(Dataset records)
■ ■ ■ ■ ■
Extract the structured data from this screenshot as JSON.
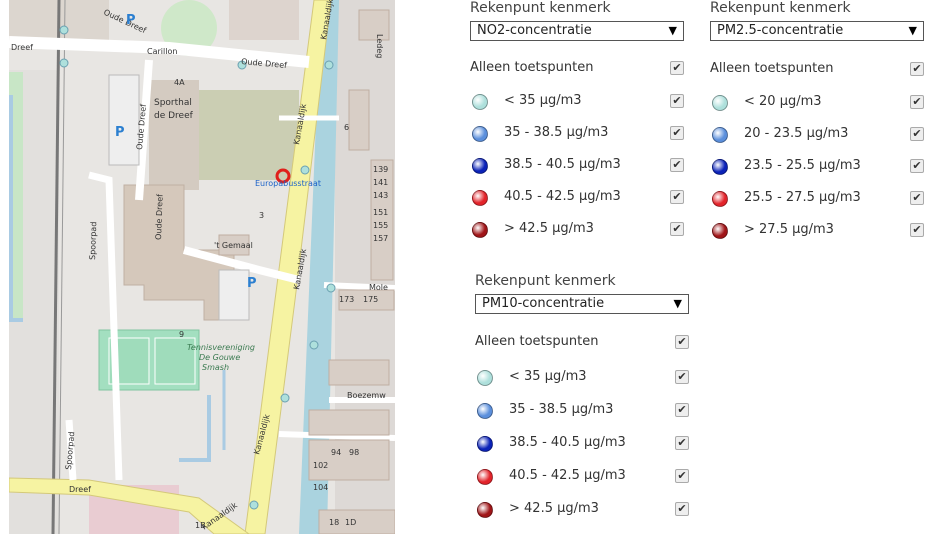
{
  "map": {
    "labels": {
      "street_oude_dreef_top": "Oude Dreef",
      "street_dreef": "Dreef",
      "carillon": "Carillon",
      "oude_dreef_right": "Oude Dreef",
      "kanaaldijk_top": "Kanaaldijk",
      "ledeg": "Ledeg",
      "label_4a": "4A",
      "sporthal": "Sporthal",
      "sporthal2": "de Dreef",
      "oude_dreef_vert": "Oude Dreef",
      "kanaaldijk_mid": "Kanaaldijk",
      "euro_label": "Europabusstraat",
      "spoorpad": "Spoorpad",
      "oude_dreef_vert2": "Oude Dreef",
      "gemaal": "'t Gemaal",
      "kanaaldijk_low": "Kanaaldijk",
      "mole": "Mole",
      "tennis1": "Tennisvereniging",
      "tennis2": "De Gouwe",
      "tennis3": "Smash",
      "boezem": "Boezemw",
      "spoorpad2": "Spoorpad",
      "dreef_bottom": "Dreef",
      "kanaaldijk_bottom": "Kanaaldijk",
      "kanaaldijk_bottom2": "Kanaaldijk",
      "parking": "P",
      "num_139": "139",
      "num_141": "141",
      "num_143": "143",
      "num_151": "151",
      "num_155": "155",
      "num_157": "157",
      "num_3": "3",
      "num_9": "9",
      "num_6": "6",
      "num_173": "173",
      "num_175": "175",
      "num_94": "94",
      "num_98": "98",
      "num_104": "104",
      "num_102": "102",
      "num_18": "18",
      "num_1d": "1D",
      "num_1b": "1B"
    }
  },
  "panels": [
    {
      "title": "Rekenpunt kenmerk",
      "select": "NO2-concentratie",
      "only_label": "Alleen toetspunten",
      "items": [
        "< 35 µg/m3",
        "35 - 38.5 µg/m3",
        "38.5 - 40.5 µg/m3",
        "40.5 - 42.5 µg/m3",
        "> 42.5 µg/m3"
      ]
    },
    {
      "title": "Rekenpunt kenmerk",
      "select": "PM2.5-concentratie",
      "only_label": "Alleen toetspunten",
      "items": [
        "< 20 µg/m3",
        "20 - 23.5 µg/m3",
        "23.5 - 25.5 µg/m3",
        "25.5 - 27.5 µg/m3",
        "> 27.5 µg/m3"
      ]
    },
    {
      "title": "Rekenpunt kenmerk",
      "select": "PM10-concentratie",
      "only_label": "Alleen toetspunten",
      "items": [
        "< 35 µg/m3",
        "35 - 38.5 µg/m3",
        "38.5 - 40.5 µg/m3",
        "40.5 - 42.5 µg/m3",
        "> 42.5 µg/m3"
      ]
    }
  ],
  "dot_colors": [
    "#aee0dc",
    "#5b8fdc",
    "#0b22b8",
    "#e2232a",
    "#a01518"
  ],
  "check_glyph": "✔",
  "arrow_glyph": "▼"
}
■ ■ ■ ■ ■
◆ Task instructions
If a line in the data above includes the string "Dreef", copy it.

◆ Reply to the exercise
      "street_oude_dreef_top": "Oude Dreef",
      "street_dreef": "Dreef",
      "oude_dreef_right": "Oude Dreef",
      "sporthal2": "de Dreef",
      "oude_dreef_vert": "Oude Dreef",
      "oude_dreef_vert2": "Oude Dreef",
      "dreef_bottom": "Dreef",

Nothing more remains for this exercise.